- _Activity_
The lines to return are those below that contain the word "date".

- _Listed records_
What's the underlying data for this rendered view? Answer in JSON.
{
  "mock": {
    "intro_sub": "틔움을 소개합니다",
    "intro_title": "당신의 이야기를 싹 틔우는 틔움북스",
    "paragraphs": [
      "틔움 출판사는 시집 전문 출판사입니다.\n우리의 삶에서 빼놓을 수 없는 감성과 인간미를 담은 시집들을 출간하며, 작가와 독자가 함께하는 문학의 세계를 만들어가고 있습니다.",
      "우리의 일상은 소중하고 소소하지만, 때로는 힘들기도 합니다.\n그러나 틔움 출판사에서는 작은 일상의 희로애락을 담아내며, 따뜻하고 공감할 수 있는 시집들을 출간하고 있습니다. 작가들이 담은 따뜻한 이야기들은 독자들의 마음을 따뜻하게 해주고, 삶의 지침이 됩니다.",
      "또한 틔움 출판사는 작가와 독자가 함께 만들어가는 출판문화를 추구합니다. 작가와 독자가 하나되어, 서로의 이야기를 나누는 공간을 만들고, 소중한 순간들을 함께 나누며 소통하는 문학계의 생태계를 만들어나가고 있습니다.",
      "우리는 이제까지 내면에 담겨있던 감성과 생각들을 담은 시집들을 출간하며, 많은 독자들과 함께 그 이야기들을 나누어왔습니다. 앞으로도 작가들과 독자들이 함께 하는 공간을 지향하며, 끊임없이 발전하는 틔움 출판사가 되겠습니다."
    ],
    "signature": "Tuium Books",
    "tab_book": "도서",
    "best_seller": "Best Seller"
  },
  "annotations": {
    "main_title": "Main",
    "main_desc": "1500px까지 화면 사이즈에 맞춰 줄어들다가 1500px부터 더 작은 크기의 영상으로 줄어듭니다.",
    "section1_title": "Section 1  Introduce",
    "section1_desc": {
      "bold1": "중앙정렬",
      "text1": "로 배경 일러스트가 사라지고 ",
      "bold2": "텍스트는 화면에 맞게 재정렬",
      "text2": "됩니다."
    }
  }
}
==
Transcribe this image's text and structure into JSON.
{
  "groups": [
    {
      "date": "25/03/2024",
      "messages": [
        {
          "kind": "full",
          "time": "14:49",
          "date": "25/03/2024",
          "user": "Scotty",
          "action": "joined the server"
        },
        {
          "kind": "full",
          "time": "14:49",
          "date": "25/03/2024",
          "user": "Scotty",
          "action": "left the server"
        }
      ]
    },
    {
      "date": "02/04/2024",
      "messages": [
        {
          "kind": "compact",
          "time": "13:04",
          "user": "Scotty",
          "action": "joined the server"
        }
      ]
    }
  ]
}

- _Expected answer_
      "date": "25/03/2024",
          "date": "25/03/2024",
          "date": "25/03/2024",
      "date": "02/04/2024",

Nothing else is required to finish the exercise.